### Exercise details
In the material below, find every line with "chevron" and pull it out.
----
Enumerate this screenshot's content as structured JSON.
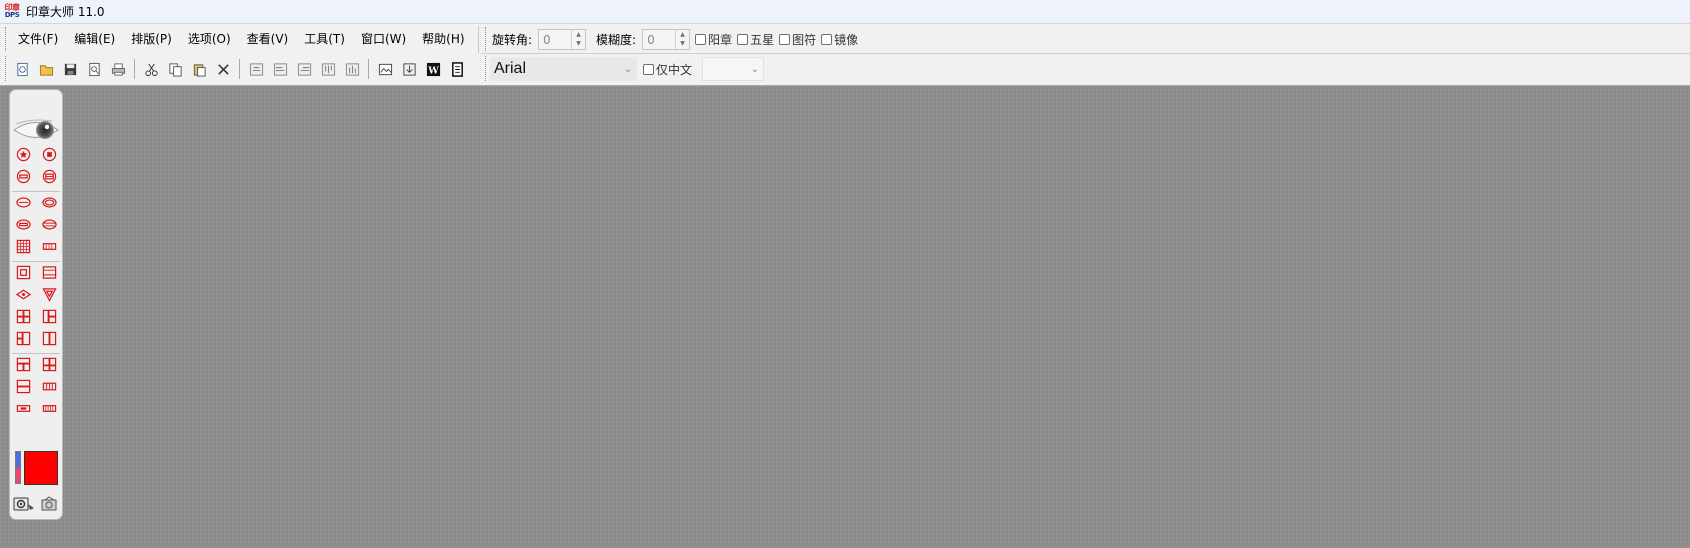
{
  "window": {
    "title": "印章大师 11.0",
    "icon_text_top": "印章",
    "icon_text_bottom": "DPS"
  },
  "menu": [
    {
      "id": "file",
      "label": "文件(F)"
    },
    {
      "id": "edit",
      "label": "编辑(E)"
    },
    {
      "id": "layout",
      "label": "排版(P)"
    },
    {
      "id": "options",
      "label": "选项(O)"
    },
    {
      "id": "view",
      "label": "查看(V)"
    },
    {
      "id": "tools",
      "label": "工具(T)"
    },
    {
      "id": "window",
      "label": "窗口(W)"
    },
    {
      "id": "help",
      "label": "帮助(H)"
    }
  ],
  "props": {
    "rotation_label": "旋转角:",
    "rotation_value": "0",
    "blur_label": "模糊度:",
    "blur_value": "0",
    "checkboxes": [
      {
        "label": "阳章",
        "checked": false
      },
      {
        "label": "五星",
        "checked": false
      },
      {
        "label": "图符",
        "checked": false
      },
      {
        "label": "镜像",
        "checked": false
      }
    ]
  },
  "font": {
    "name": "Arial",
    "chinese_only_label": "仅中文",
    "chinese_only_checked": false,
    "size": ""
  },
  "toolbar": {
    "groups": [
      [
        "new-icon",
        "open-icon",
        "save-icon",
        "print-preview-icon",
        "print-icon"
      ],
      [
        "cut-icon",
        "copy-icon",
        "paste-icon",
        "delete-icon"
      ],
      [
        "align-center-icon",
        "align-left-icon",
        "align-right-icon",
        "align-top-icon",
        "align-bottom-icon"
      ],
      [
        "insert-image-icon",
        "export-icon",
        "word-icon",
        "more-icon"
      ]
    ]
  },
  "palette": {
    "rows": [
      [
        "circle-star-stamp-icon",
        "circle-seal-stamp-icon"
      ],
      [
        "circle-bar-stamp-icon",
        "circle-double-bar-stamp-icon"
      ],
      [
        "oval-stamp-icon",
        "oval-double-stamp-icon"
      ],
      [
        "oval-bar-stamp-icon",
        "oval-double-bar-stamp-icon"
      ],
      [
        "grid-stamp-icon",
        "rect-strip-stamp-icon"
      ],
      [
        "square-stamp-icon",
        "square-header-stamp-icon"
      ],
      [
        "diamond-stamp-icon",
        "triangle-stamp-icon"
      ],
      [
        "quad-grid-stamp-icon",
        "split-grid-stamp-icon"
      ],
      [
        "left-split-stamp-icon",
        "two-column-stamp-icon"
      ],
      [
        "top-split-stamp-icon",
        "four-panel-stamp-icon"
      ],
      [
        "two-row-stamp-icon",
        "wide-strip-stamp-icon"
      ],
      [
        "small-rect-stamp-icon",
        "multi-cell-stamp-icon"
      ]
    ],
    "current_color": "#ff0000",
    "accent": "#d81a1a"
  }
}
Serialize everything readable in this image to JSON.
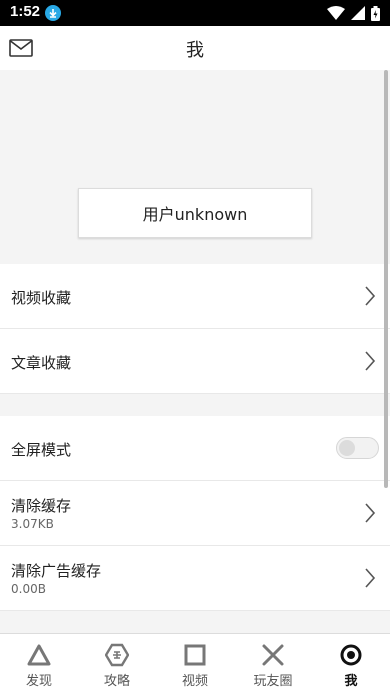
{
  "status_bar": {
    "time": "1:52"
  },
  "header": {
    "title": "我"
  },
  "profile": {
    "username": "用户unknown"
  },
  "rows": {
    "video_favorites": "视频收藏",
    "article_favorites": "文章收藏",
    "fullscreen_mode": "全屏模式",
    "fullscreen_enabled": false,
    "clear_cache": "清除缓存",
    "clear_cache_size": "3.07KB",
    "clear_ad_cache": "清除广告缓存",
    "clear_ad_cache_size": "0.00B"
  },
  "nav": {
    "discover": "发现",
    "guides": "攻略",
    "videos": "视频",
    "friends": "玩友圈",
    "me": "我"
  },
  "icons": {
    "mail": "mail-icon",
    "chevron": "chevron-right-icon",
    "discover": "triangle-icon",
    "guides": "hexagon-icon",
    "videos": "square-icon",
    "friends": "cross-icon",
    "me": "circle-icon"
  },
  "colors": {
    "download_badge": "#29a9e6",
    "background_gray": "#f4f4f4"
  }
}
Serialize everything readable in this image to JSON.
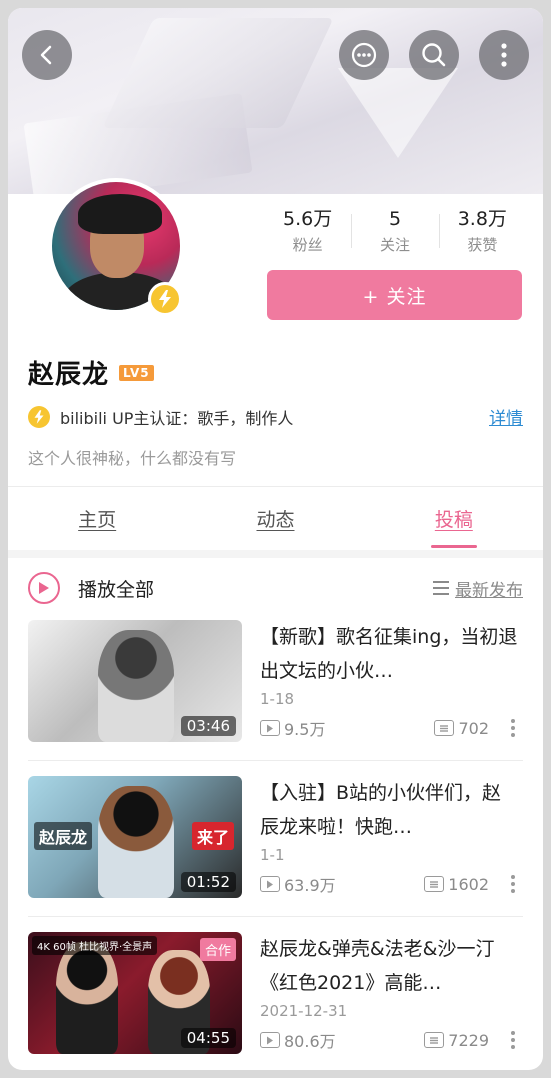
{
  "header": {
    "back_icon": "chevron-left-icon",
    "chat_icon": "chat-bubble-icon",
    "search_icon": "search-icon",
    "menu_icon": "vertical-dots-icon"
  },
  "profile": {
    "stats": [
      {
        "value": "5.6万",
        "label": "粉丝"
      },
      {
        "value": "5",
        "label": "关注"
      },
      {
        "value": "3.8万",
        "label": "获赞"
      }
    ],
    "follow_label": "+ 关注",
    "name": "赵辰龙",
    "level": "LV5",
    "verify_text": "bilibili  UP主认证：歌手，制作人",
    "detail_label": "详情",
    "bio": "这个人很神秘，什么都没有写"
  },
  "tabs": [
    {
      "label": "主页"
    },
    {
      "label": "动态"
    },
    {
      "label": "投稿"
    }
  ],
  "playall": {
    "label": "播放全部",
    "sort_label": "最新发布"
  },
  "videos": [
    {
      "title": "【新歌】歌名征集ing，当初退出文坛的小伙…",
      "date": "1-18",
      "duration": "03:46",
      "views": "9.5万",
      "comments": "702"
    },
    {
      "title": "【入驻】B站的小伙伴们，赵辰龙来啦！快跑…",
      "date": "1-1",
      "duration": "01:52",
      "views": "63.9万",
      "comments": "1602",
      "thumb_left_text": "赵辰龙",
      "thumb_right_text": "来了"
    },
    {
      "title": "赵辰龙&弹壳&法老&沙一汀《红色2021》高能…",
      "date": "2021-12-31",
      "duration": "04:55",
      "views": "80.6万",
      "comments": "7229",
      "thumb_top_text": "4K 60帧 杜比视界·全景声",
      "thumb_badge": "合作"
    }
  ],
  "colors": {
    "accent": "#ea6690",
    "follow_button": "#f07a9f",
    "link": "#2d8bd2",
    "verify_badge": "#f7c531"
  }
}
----
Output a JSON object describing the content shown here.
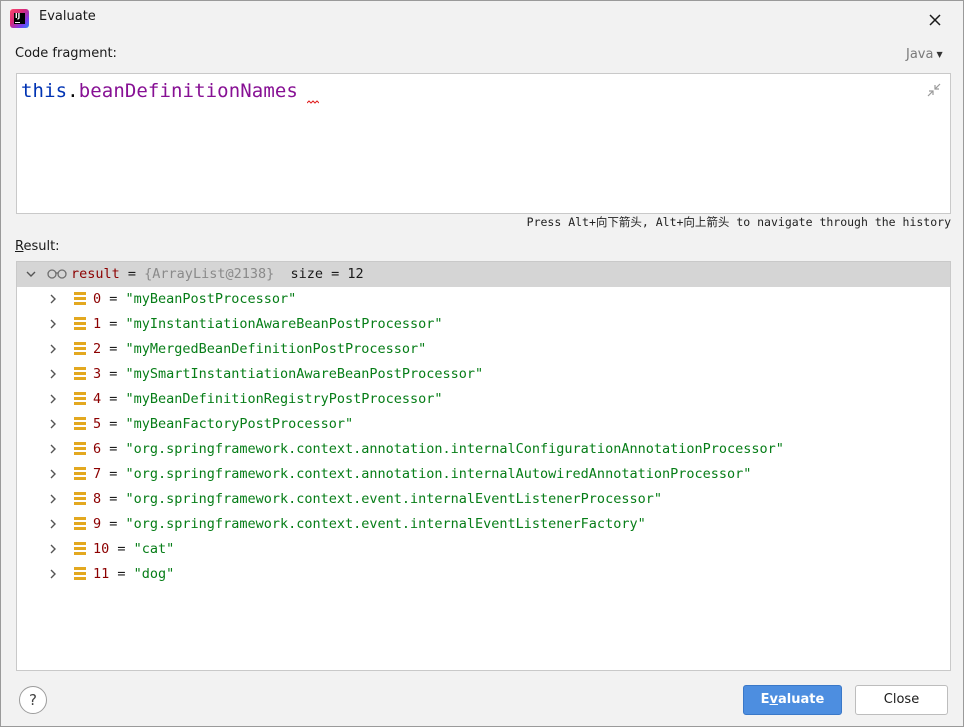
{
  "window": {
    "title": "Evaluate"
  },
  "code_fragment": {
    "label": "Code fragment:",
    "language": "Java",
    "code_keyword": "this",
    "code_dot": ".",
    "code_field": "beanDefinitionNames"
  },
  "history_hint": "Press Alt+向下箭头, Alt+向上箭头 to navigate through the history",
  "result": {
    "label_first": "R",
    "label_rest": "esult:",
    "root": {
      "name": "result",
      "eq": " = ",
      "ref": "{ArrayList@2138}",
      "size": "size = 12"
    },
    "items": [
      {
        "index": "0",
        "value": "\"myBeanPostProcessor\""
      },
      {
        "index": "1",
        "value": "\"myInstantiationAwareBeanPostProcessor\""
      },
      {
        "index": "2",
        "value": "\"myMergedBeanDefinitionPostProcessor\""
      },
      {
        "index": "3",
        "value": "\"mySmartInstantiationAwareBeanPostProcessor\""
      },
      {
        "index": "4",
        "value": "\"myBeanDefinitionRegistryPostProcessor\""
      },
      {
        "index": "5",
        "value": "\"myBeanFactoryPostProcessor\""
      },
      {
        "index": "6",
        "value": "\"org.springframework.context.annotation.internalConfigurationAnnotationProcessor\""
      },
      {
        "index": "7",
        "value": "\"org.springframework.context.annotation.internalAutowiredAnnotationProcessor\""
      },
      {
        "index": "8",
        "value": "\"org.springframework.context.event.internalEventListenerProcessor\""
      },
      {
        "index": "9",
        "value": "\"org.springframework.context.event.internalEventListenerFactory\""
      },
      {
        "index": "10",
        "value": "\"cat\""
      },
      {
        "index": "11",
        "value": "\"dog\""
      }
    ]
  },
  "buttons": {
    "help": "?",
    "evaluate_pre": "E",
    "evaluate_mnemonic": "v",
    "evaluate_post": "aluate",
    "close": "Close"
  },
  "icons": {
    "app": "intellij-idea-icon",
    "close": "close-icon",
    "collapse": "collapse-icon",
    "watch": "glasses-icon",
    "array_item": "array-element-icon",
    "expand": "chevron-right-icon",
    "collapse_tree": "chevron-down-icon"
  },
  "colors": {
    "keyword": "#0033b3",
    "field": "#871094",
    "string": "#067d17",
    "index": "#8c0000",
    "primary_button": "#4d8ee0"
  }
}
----
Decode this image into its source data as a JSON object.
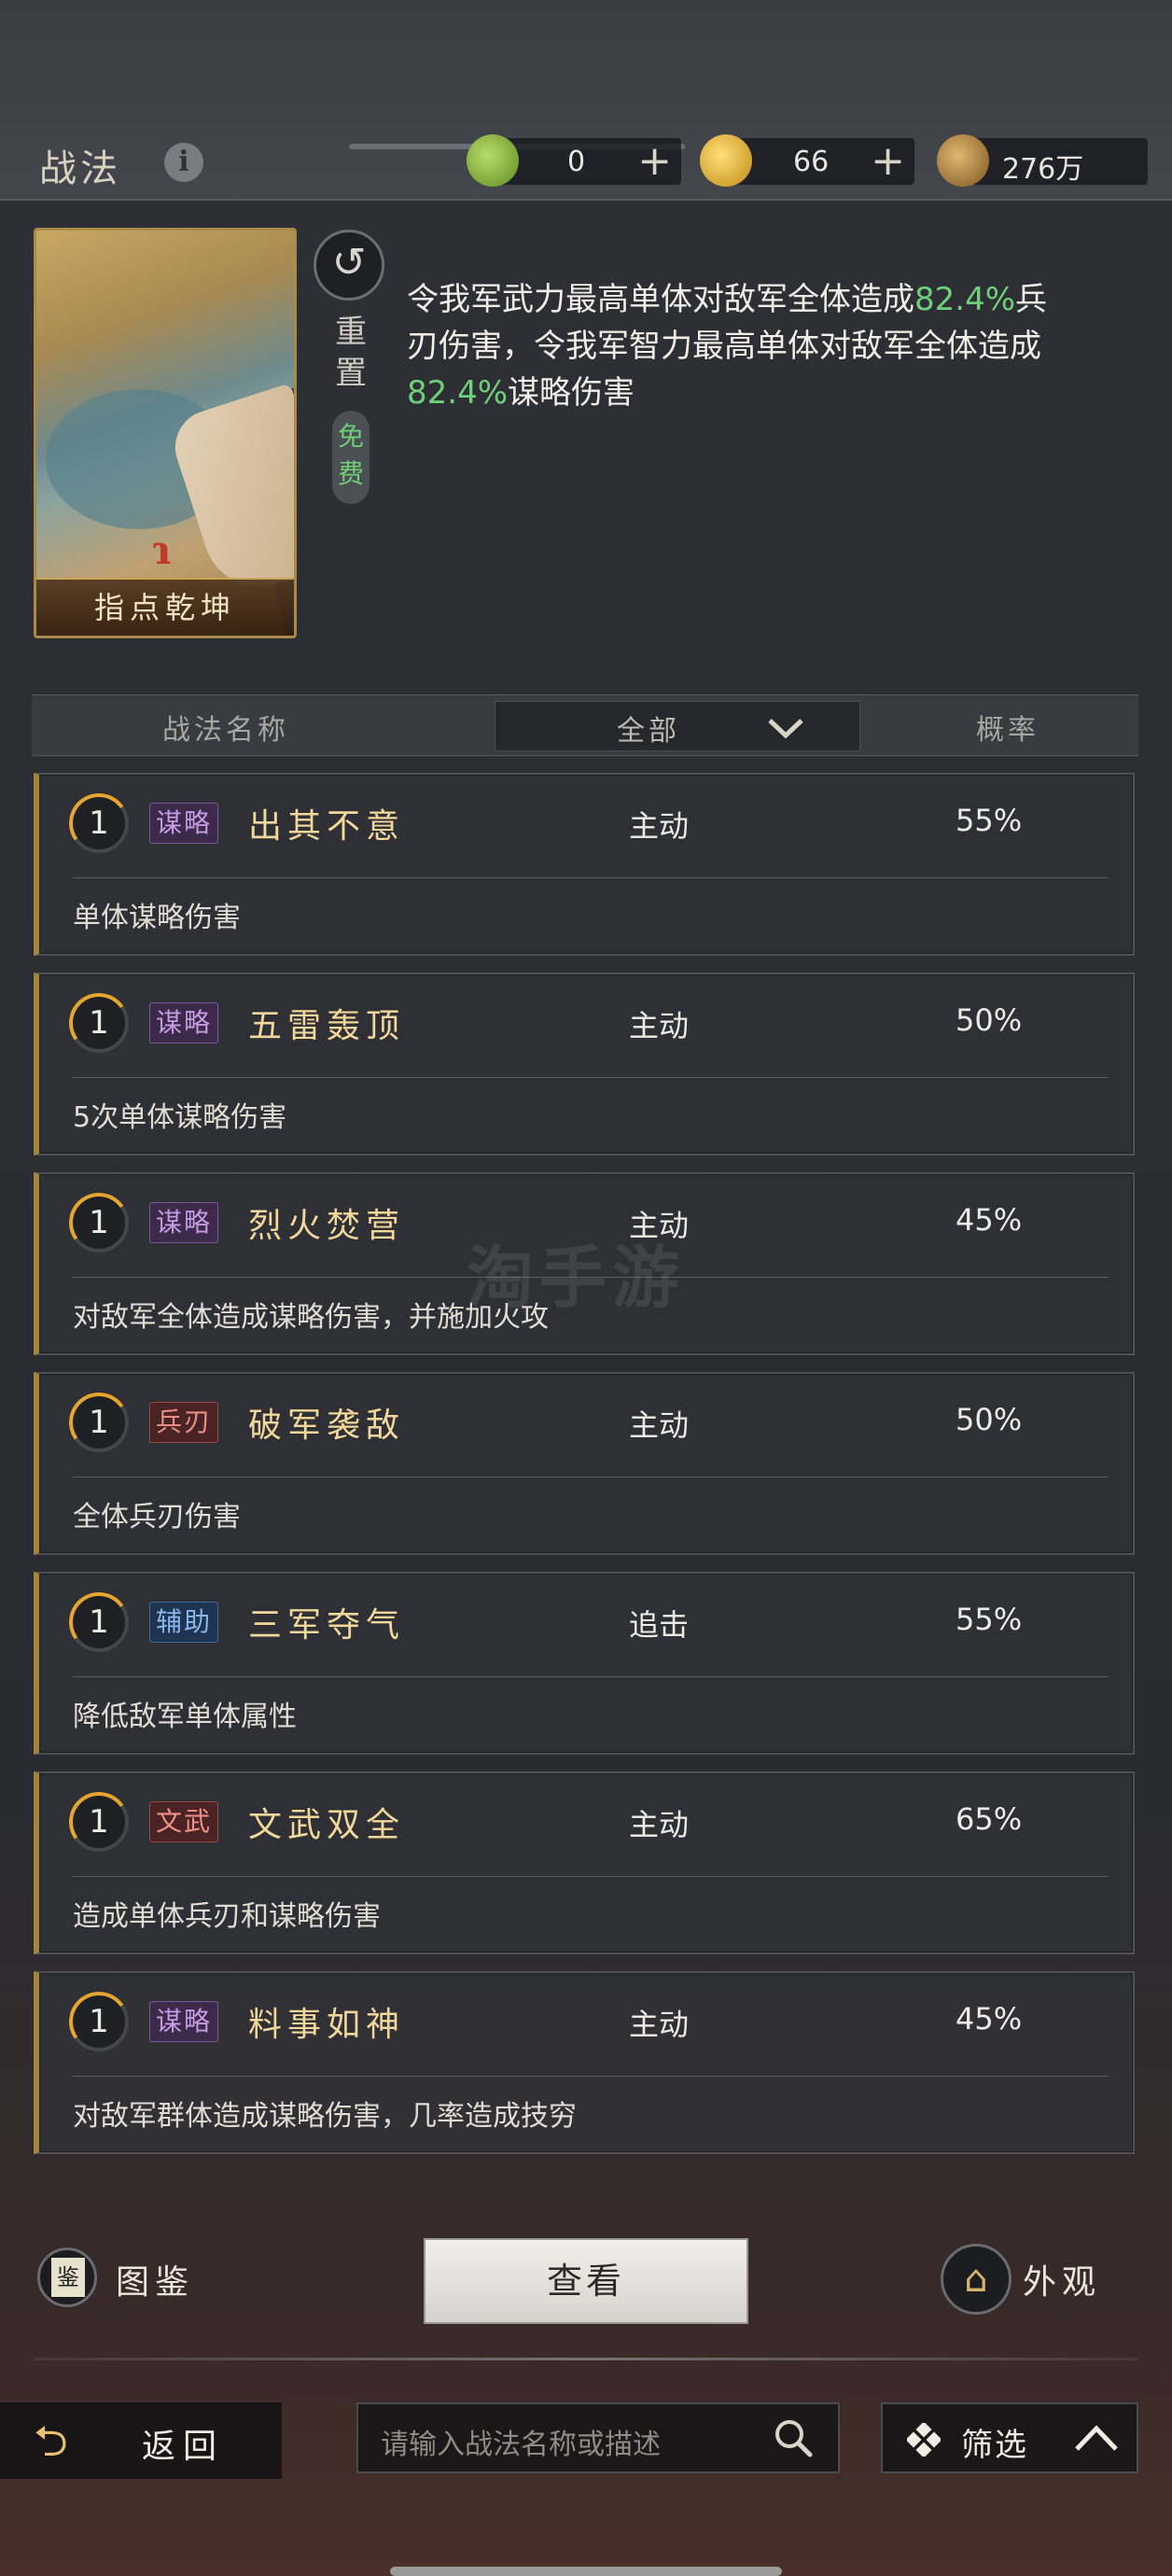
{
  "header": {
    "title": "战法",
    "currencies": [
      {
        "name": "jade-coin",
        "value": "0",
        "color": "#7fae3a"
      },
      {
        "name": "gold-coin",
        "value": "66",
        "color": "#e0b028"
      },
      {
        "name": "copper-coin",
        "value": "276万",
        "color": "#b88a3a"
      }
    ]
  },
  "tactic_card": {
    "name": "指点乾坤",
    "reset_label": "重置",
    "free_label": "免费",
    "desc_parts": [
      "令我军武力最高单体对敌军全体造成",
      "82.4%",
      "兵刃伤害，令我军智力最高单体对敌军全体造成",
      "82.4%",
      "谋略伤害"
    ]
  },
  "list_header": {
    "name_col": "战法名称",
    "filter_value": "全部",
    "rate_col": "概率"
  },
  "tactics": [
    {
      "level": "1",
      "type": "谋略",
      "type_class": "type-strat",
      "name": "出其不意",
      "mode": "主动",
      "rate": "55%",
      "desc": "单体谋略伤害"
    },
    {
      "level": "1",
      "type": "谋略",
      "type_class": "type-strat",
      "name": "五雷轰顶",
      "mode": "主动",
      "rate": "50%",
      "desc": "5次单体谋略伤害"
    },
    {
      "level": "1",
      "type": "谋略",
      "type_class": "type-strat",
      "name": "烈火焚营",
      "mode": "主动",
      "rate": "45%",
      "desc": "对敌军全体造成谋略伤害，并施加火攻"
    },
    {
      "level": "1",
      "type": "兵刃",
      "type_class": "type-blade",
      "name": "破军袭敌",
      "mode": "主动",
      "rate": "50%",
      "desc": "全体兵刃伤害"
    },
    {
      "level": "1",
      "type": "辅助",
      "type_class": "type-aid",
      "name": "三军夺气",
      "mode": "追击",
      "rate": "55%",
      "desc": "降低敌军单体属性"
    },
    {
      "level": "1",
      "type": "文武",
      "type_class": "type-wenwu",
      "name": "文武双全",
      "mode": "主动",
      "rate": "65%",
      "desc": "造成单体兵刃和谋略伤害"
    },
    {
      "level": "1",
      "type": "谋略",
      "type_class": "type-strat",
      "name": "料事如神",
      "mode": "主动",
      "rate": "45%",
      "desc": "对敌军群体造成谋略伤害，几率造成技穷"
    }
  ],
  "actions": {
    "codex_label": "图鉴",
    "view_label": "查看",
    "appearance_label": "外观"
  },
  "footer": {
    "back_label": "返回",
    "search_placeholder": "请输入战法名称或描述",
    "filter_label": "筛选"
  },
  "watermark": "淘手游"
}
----
### Output below
    "chevron": "chevron-right-icon",
    "back_icon": "chevron-left-icon",
    "expand": "chevron-right-icon",
    "collapse_tree": "chevron-down-icon"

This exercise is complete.